I found these most wonderful rules at Reading Matters:
The Official Rules for Writing Historical Fiction
The Official Rules For Writing Arthurian Fiction
The Official Rules for Writing Medieval Fiction
I'm not sure what cracks me up more...the stirrups issue for Arthur, or the lack of real historical names in historical fiction. See, I love historical fiction and I also love history. There are some things I don't mind, such as "modern" language because hello, it's not like I'm reading a book written in actual Old English, right? So as long as its modern English, why not modern slang? But actual things -- such as the insistence that medical treatments 1,000 or 2,000 years ago were as good as or better than today, despite the historical mortality rates -- do bug me.
Having just finished reading The Great Mortality : An Intimate History of the Black Death, the Most Devastating Plague of All Time by John Kelly, I'd like to add the following rules:

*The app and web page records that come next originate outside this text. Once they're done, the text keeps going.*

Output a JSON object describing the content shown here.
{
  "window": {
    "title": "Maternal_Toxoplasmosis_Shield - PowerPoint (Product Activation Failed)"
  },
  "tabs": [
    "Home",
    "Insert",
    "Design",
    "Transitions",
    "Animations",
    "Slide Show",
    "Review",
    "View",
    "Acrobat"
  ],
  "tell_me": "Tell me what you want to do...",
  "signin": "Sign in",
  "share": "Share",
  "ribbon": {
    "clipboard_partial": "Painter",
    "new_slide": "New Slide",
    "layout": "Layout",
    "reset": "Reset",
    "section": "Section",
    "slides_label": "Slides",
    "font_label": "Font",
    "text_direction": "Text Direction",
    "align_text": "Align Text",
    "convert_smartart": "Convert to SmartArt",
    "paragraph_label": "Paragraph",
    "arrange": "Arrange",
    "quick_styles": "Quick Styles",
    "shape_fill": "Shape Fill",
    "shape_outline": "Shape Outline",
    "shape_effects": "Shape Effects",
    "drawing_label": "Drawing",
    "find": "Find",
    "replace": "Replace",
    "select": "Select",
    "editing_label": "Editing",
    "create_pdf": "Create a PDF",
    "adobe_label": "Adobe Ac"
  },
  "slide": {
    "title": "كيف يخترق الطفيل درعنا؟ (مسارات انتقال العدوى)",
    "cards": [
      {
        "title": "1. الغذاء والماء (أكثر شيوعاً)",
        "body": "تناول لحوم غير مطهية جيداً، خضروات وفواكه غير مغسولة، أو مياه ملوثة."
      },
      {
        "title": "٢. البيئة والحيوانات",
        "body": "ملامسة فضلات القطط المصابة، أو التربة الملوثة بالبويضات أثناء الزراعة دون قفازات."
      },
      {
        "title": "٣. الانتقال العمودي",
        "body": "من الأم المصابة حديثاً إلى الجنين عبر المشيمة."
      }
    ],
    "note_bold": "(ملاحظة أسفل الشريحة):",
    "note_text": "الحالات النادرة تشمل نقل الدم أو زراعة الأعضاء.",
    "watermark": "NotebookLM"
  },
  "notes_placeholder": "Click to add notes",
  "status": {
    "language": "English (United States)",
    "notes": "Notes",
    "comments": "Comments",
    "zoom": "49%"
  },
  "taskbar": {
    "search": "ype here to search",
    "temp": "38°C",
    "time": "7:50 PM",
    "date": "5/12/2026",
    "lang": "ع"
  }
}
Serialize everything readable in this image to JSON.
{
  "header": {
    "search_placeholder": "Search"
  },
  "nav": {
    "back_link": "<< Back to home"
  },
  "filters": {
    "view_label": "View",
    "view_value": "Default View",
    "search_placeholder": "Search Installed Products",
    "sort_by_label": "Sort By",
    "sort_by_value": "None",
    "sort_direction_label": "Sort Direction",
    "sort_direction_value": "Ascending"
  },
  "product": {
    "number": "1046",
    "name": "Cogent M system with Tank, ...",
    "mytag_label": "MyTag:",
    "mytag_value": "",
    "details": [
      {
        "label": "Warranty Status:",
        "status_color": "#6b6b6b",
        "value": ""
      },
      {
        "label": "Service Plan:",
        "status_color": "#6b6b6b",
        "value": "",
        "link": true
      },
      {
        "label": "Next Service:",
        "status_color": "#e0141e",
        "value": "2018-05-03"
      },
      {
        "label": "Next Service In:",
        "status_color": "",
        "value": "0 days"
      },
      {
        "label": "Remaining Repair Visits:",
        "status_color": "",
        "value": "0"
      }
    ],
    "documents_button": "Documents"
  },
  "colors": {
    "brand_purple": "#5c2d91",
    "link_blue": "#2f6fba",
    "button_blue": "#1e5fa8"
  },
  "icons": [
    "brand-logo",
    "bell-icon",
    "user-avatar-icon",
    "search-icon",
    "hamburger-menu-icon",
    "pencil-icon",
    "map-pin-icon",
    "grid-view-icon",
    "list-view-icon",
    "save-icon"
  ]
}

1. The Hero and Heroine must bathe frequently, despite all factual data stating this never happened.
2. The Hero and Heroine live somewhere with an advanced, clean, and efficient sewer system, rather than the actual "dump it in the street" method. They live in a world without smell and refuse.
3. There are never rats. Never, ever, ever.
Because I love iambic tetrameter : Poem 126 by Emily Dickinson The brain is wider than the sky, For, put them side by side, The one...
At the end of this post is a round up to my previous, often lengthy explanations of what an ARC is (and isn't) and why an ARC isn't ...